Mitt Romney: Perry Must 'Repudiate' Pastor's Anti-Mormon Remarks [UPDATED]

WASHINGTON -- Mitt Romney called on Texas Gov. Rick Perry (R) on Tuesday to "repudiate" the Texas pastor who called Mormonism a cult and said that evangelicals should support Perry because he is a "follower of the Lord Jesus Christ."

Romney's comments on the matter were his most expansive since Rev. Robert Jeffress first injected the issue into the Republican presidential primary on Friday. Romney, the former Massachusetts governor, is a member of the Church of Jesus Christ of Latter-day Saints.

"Gov. Perry selected an individual to introduce him who then used religion as a basis for which he said he would endorse Gov. Perry and a reason to not support me. Gov. Perry then said that introduction just hit it out of the park," Romney said.

"I just don’t believe that that kind of divisiveness based upon religion has a place in this country. I believe in the spirit of the founders, when they suggested in crafting this country that we would be a nation that tolerated other people, different faiths -- that we’d be a place of religious diversity," Romney continued.

He concluded, "I would call upon Gov. Perry to repudiate the sentiment and the remarks made by that pastor."

Perry spokesman Mark Miner rejected Romney's demand, calling his comments "a distraction."

"Gov. Perry is going to focus his campaign on improving the economy and creating jobs, issues that matter to Americans. Mitt Romney's comments are a distraction from the the fact that Romneycare served as a blueprint for Obamacare," Miner told The Huffington Post in an email.

The Perry campaign later shot back at Romney, seeking to turn the conversation back to Romney's 2006 health care overhaul in Massachusetts and new stories about former Romney advisers who went on to work with the Obama White House on the national program.

"Romney Should Repudiate Government-Mandated Health Care," the Perry campaign emailed reporters.

When Jeffress first made his remarks at a meeting of social conservatives in Washington on Friday, Romney did not immediately engage directly. He made references to Jeffress' comments in his speech at the same gathering on Saturday, but did not call out Perry or the reverend directly.

But in saying that Perry "selected" Jeffress to introduce him, Romney showed an inclination to press the issue and to make Perry's campaign pay for having approved the Texas pastor to speak right before Perry. The Perry campaign initially said Friday that the organizers of the meeting in Washington had selected Jeffress to speak. In fact, that was only a partial truth that obscured their involvement. They later acknowledged that they had signed off on Jeffress when asked by the organizers.

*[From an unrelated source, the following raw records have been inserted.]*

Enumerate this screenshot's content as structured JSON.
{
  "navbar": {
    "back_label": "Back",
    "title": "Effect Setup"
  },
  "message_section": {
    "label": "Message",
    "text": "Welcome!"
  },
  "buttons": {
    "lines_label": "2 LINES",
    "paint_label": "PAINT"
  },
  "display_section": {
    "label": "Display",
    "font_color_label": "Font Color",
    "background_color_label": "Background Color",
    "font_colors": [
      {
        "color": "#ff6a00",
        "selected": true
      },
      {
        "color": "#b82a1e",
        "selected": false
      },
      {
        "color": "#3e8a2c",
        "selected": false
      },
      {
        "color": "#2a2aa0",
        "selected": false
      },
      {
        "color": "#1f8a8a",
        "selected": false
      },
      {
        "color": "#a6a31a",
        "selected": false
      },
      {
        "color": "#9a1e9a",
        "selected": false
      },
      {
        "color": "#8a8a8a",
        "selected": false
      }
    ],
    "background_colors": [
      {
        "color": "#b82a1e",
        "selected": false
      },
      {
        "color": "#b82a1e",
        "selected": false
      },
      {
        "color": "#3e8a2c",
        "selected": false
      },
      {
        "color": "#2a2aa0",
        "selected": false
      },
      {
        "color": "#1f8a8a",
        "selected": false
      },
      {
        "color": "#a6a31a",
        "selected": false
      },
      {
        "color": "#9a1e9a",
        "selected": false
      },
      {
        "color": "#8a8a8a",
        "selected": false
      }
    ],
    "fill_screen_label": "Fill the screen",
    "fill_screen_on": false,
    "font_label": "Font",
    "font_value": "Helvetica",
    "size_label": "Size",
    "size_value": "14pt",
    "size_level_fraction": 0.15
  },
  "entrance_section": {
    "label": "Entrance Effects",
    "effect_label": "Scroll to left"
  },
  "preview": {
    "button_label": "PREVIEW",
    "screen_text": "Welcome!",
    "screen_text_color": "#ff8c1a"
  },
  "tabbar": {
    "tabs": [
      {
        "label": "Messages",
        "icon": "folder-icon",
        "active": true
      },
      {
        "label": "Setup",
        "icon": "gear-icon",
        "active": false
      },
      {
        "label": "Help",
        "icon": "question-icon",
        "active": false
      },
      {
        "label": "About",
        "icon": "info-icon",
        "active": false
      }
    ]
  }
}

By taking such a forceful stance on the issue, Romney also virtually guaranteed that Perry would be asked about it at a debate with all the Republican presidential candidates on Tuesday night.

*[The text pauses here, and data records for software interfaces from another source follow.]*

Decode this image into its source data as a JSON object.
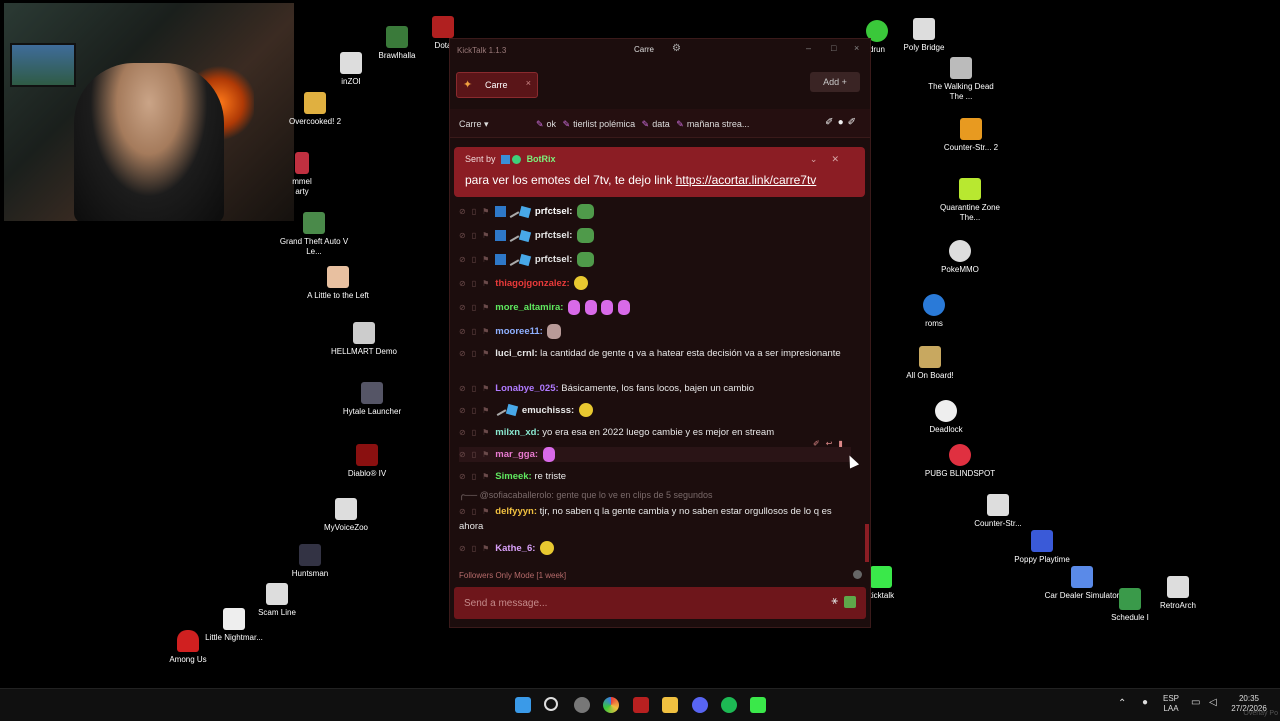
{
  "window": {
    "app_title": "KickTalk 1.1.3",
    "channel_title": "Carre",
    "minimize": "–",
    "maximize": "□",
    "close": "×"
  },
  "tabs": [
    {
      "label": "Carre",
      "close": "×"
    }
  ],
  "add_button": "Add  +",
  "channel_bar": {
    "name": "Carre ▾",
    "pinned_emotes": [
      "ok",
      "tierlist polémica",
      "data",
      "mañana strea..."
    ]
  },
  "pinned_message": {
    "sent_by_label": "Sent by",
    "bot_name": "BotRix",
    "text": "para ver los emotes del 7tv, te dejo link ",
    "link": "https://acortar.link/carre7tv"
  },
  "messages": [
    {
      "user": "prfctsel:",
      "color": "#ffffff",
      "text": ""
    },
    {
      "user": "prfctsel:",
      "color": "#ffffff",
      "text": ""
    },
    {
      "user": "prfctsel:",
      "color": "#ffffff",
      "text": ""
    },
    {
      "user": "thiagojgonzalez:",
      "color": "#e83a3a",
      "text": ""
    },
    {
      "user": "more_altamira:",
      "color": "#5fe85f",
      "text": ""
    },
    {
      "user": "mooree11:",
      "color": "#8fb0ff",
      "text": ""
    },
    {
      "user": "luci_crnl:",
      "color": "#ffffff",
      "text": "la cantidad de gente q va a hatear esta decisión va a ser impresionante"
    },
    {
      "user": "Lonabye_025:",
      "color": "#b07aff",
      "text": "Básicamente, los fans locos, bajen un cambio"
    },
    {
      "user": "emuchisss:",
      "color": "#ffffff",
      "text": ""
    },
    {
      "user": "milxn_xd:",
      "color": "#8ae8d0",
      "text": "yo era esa en 2022 luego cambie y es mejor en stream"
    },
    {
      "user": "mar_gga:",
      "color": "#e87ad0",
      "text": ""
    },
    {
      "user": "Simeek:",
      "color": "#5fe85f",
      "text": "re triste"
    },
    {
      "user": "delfyyyn:",
      "color": "#f0c040",
      "text": "tjr, no saben q la gente cambia y no saben estar orgullosos de lo q es ahora"
    },
    {
      "user": "Kathe_6:",
      "color": "#d8a0f8",
      "text": ""
    }
  ],
  "reply": {
    "user": "@sofiacaballerolo:",
    "text": "gente que lo ve en clips de 5 segundos"
  },
  "footer_mode": "Followers Only Mode [1 week]",
  "input_placeholder": "Send a message...",
  "desktop_icons": [
    {
      "label": "Brawlhalla"
    },
    {
      "label": "Dota"
    },
    {
      "label": "inZOI"
    },
    {
      "label": "Overcooked! 2"
    },
    {
      "label": "mmel arty"
    },
    {
      "label": "Grand Theft Auto V Le..."
    },
    {
      "label": "A Little to the Left"
    },
    {
      "label": "HELLMART Demo"
    },
    {
      "label": "Hytale Launcher"
    },
    {
      "label": "Diablo® IV"
    },
    {
      "label": "MyVoiceZoo"
    },
    {
      "label": "Huntsman"
    },
    {
      "label": "Scam Line"
    },
    {
      "label": "Little Nightmar..."
    },
    {
      "label": "Among Us"
    },
    {
      "label": "drun"
    },
    {
      "label": "Poly Bridge"
    },
    {
      "label": "The Walking Dead The ..."
    },
    {
      "label": "Counter-Str... 2"
    },
    {
      "label": "Quarantine Zone The..."
    },
    {
      "label": "PokeMMO"
    },
    {
      "label": "roms"
    },
    {
      "label": "All On Board!"
    },
    {
      "label": "Deadlock"
    },
    {
      "label": "PUBG BLINDSPOT"
    },
    {
      "label": "Counter-Str..."
    },
    {
      "label": "Poppy Playtime"
    },
    {
      "label": "kicktalk"
    },
    {
      "label": "Car Dealer Simulator"
    },
    {
      "label": "Schedule I"
    },
    {
      "label": "RetroArch"
    }
  ],
  "taskbar": {
    "lang_1": "ESP",
    "lang_2": "LAA",
    "time": "20:35",
    "date": "27/2/2026"
  },
  "watermark": "Overlay Po"
}
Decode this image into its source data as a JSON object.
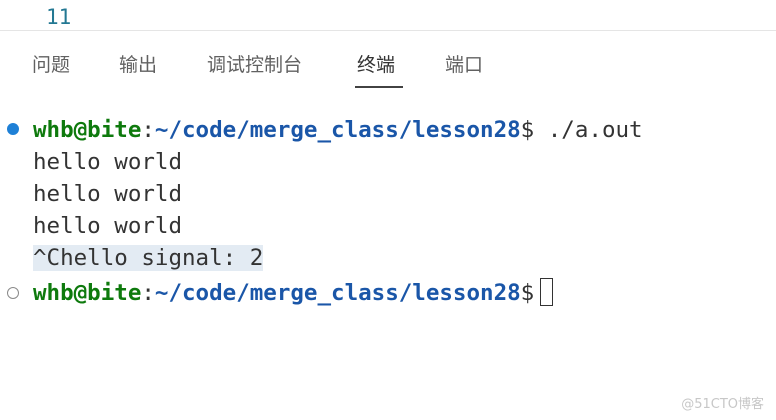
{
  "editor": {
    "line_number": "11"
  },
  "panel": {
    "tabs": [
      {
        "label": "问题"
      },
      {
        "label": "输出"
      },
      {
        "label": "调试控制台"
      },
      {
        "label": "终端",
        "active": true
      },
      {
        "label": "端口"
      }
    ]
  },
  "terminal": {
    "prompt_user": "whb@bite",
    "prompt_colon": ":",
    "prompt_path": "~/code/merge_class/lesson28",
    "prompt_dollar": "$",
    "command": " ./a.out",
    "output": [
      "hello world",
      "hello world",
      "hello world",
      "^Chello signal: 2"
    ]
  },
  "watermark": "@51CTO博客",
  "colors": {
    "prompt_user": "#0e7a0d",
    "prompt_path": "#1a56a8",
    "success_dot": "#1e80d6",
    "idle_dot": "#8a8a8a"
  }
}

Romney made his comments after being endorsed by New Jersey Gov. Chris Christie in New Hampshire, a huge boost for Romney's campaign.

Christie also slammed Jeffress' remarks, saying that "these type of religious matters have nothing to do with the quality of somebody’s ability to lead."

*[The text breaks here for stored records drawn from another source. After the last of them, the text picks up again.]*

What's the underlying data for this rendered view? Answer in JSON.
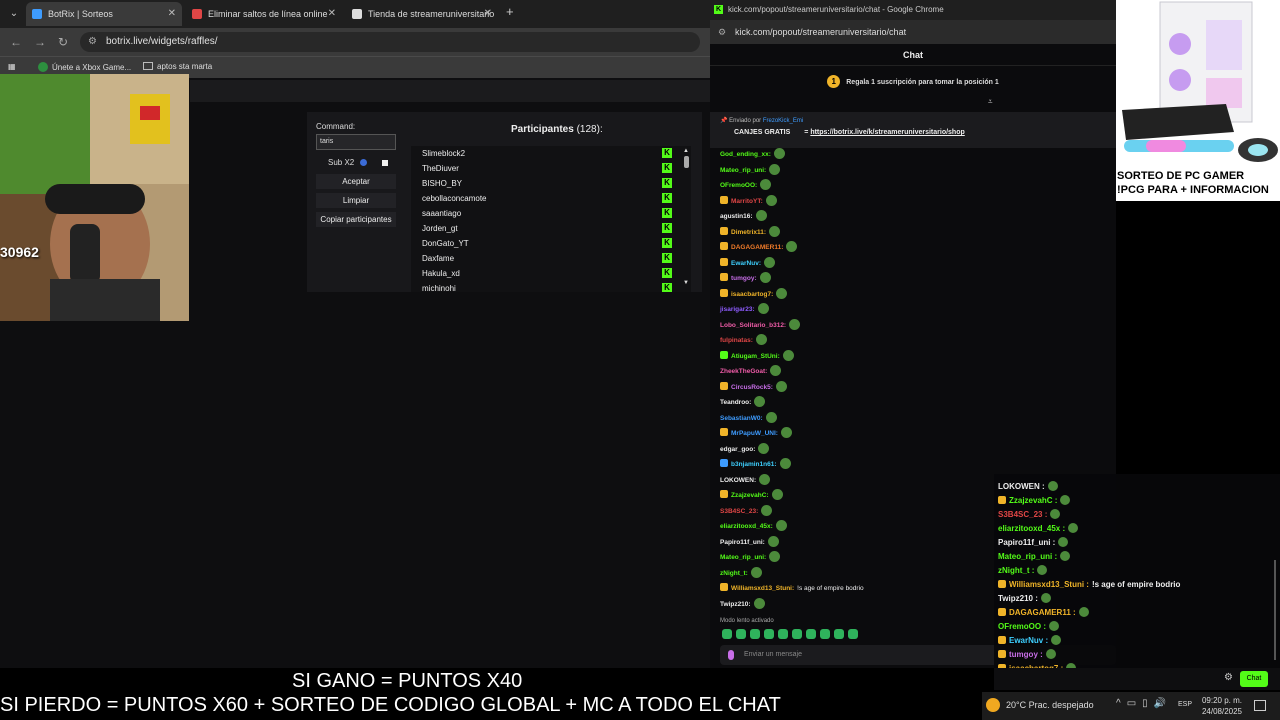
{
  "left_browser": {
    "tabs": [
      {
        "title": "BotRix | Sorteos",
        "icon_color": "#3e9cff"
      },
      {
        "title": "Eliminar saltos de línea online",
        "icon_color": "#e04646"
      },
      {
        "title": "Tienda de streameruniversitario",
        "icon_color": "#dddddd"
      }
    ],
    "url": "botrix.live/widgets/raffles/",
    "bookmarks": [
      "Únete a Xbox Game...",
      "aptos sta marta"
    ]
  },
  "raffle": {
    "command_label": "Command:",
    "command_value": "taris",
    "sub_label": "Sub X2",
    "buttons": [
      "Aceptar",
      "Limpiar",
      "Copiar participantes"
    ],
    "participants_label": "Participantes",
    "participants_count": "(128):",
    "participants": [
      "Slimeblock2",
      "TheDiuver",
      "BISHO_BY",
      "cebollaconcamote",
      "saaantiago",
      "Jorden_gt",
      "DonGato_YT",
      "Daxfame",
      "Hakula_xd",
      "michinohi"
    ]
  },
  "webcam": {
    "counter_text": "30962"
  },
  "right_browser": {
    "window_title": "kick.com/popout/streameruniversitario/chat - Google Chrome",
    "url": "kick.com/popout/streameruniversitario/chat",
    "chat_header": "Chat",
    "gift_number": "1",
    "gift_text": "Regala 1 suscripción para tomar la posición 1",
    "pinned_by_label": "Enviado por",
    "pinned_by_user": "FrezoKick_Emi",
    "pinned_title": "CANJES GRATIS",
    "pinned_sep": "=",
    "pinned_link": "https://botrix.live/k/streameruniversitario/shop",
    "slow_mode": "Modo lento activado",
    "input_placeholder": "Enviar un mensaje"
  },
  "chat_messages": [
    {
      "user": "God_ending_xx:",
      "color": "#53fc18",
      "text": ""
    },
    {
      "user": "Mateo_rip_uni:",
      "color": "#53fc18",
      "text": ""
    },
    {
      "user": "OFremoOO:",
      "color": "#53fc18",
      "text": ""
    },
    {
      "user": "MarritoYT:",
      "color": "#e04646",
      "text": ""
    },
    {
      "user": "agustin16:",
      "color": "#eeeeee",
      "text": ""
    },
    {
      "user": "Dimetrix11:",
      "color": "#f0b429",
      "text": ""
    },
    {
      "user": "DAGAGAMER11:",
      "color": "#f07b29",
      "text": ""
    },
    {
      "user": "EwarNuv:",
      "color": "#3ed0ff",
      "text": ""
    },
    {
      "user": "tumgoy:",
      "color": "#c86ee8",
      "text": ""
    },
    {
      "user": "isaacbartog7:",
      "color": "#f0b429",
      "text": ""
    },
    {
      "user": "jisarigar23:",
      "color": "#8e5cff",
      "text": ""
    },
    {
      "user": "Lobo_Solitario_b312:",
      "color": "#f05ca8",
      "text": ""
    },
    {
      "user": "fulpinatas:",
      "color": "#e04646",
      "text": ""
    },
    {
      "user": "Atiugam_StUni:",
      "color": "#53fc18",
      "text": ""
    },
    {
      "user": "ZheekTheGoat:",
      "color": "#f05ca8",
      "text": ""
    },
    {
      "user": "CircusRock5:",
      "color": "#c86ee8",
      "text": ""
    },
    {
      "user": "Teandroo:",
      "color": "#eeeeee",
      "text": ""
    },
    {
      "user": "SebastianW0:",
      "color": "#3e9cff",
      "text": ""
    },
    {
      "user": "MrPapuW_UNI:",
      "color": "#3e9cff",
      "text": ""
    },
    {
      "user": "edgar_goo:",
      "color": "#eeeeee",
      "text": ""
    },
    {
      "user": "b3njamin1n61:",
      "color": "#3ed0ff",
      "text": ""
    },
    {
      "user": "LOKOWEN:",
      "color": "#eeeeee",
      "text": ""
    },
    {
      "user": "ZzajzevahC:",
      "color": "#53fc18",
      "text": ""
    },
    {
      "user": "S3B4SC_23:",
      "color": "#e04646",
      "text": ""
    },
    {
      "user": "eliarzitooxd_45x:",
      "color": "#53fc18",
      "text": ""
    },
    {
      "user": "Papiro11f_uni:",
      "color": "#eeeeee",
      "text": ""
    },
    {
      "user": "Mateo_rip_uni:",
      "color": "#53fc18",
      "text": ""
    },
    {
      "user": "zNight_t:",
      "color": "#53fc18",
      "text": ""
    },
    {
      "user": "Williamsxd13_Stuni:",
      "color": "#f0b429",
      "text": "!s age of empire bodrio"
    },
    {
      "user": "Twipz210:",
      "color": "#eeeeee",
      "text": ""
    }
  ],
  "pc_ad": {
    "line1": "SORTEO DE PC GAMER",
    "line2": "!PCG PARA + INFORMACION"
  },
  "overlay_chat": [
    {
      "user": "LOKOWEN :",
      "color": "#eeeeee",
      "text": ""
    },
    {
      "user": "ZzajzevahC :",
      "color": "#53fc18",
      "text": ""
    },
    {
      "user": "S3B4SC_23 :",
      "color": "#e04646",
      "text": ""
    },
    {
      "user": "eliarzitooxd_45x :",
      "color": "#53fc18",
      "text": ""
    },
    {
      "user": "Papiro11f_uni :",
      "color": "#eeeeee",
      "text": ""
    },
    {
      "user": "Mateo_rip_uni :",
      "color": "#53fc18",
      "text": ""
    },
    {
      "user": "zNight_t :",
      "color": "#53fc18",
      "text": ""
    },
    {
      "user": "Williamsxd13_Stuni :",
      "color": "#f0b429",
      "text": "!s age of empire bodrio"
    },
    {
      "user": "Twipz210 :",
      "color": "#eeeeee",
      "text": ""
    },
    {
      "user": "DAGAGAMER11 :",
      "color": "#f0b429",
      "text": ""
    },
    {
      "user": "OFremoOO :",
      "color": "#53fc18",
      "text": ""
    },
    {
      "user": "EwarNuv :",
      "color": "#3ed0ff",
      "text": ""
    },
    {
      "user": "tumgoy :",
      "color": "#c86ee8",
      "text": ""
    },
    {
      "user": "isaacbartog7 :",
      "color": "#f0b429",
      "text": ""
    }
  ],
  "banner": {
    "line1": "SI GANO = PUNTOS X40",
    "line2": "SI PIERDO = PUNTOS X60 + SORTEO DE CODIGO GLOBAL + MC A TODO EL CHAT"
  },
  "mini_bar": {
    "chat_button": "Chat"
  },
  "taskbar": {
    "weather": "20°C  Prac. despejado",
    "lang": "ESP",
    "time": "09:20 p. m.",
    "date": "24/08/2025"
  }
}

"Any campaign that associates itself with that type of conduct is beneath the office of president of the United States in my view," Christie said.